Pick each line that has "深圳市一云网络有限公司" out of the records.
::: Data shown
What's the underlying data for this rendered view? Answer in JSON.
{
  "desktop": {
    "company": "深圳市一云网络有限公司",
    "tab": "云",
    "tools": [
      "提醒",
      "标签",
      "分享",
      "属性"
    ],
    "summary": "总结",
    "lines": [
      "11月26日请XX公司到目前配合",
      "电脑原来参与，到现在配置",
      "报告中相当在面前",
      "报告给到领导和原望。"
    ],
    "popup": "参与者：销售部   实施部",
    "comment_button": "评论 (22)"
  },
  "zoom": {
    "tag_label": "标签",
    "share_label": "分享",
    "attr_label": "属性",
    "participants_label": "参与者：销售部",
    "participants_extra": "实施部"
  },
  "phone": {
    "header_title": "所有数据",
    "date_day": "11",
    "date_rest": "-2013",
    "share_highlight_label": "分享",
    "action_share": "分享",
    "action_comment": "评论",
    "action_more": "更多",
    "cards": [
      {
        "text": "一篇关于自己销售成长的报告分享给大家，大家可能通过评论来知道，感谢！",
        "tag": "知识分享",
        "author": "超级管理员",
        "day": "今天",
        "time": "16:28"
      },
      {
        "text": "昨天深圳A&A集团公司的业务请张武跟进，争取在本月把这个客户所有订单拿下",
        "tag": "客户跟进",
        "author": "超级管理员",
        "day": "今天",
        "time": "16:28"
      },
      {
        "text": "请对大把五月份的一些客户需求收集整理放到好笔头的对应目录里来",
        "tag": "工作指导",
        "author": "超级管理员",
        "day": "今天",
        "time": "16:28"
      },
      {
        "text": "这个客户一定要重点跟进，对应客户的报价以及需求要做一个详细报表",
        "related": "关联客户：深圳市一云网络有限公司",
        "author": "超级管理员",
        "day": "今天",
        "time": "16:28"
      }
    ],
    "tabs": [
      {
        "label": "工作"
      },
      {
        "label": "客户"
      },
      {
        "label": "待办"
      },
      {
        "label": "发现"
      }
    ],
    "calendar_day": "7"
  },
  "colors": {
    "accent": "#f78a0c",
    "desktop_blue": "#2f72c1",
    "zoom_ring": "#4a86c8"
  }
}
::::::
The completed task ->
    "company": "深圳市一云网络有限公司",
        "related": "关联客户：深圳市一云网络有限公司",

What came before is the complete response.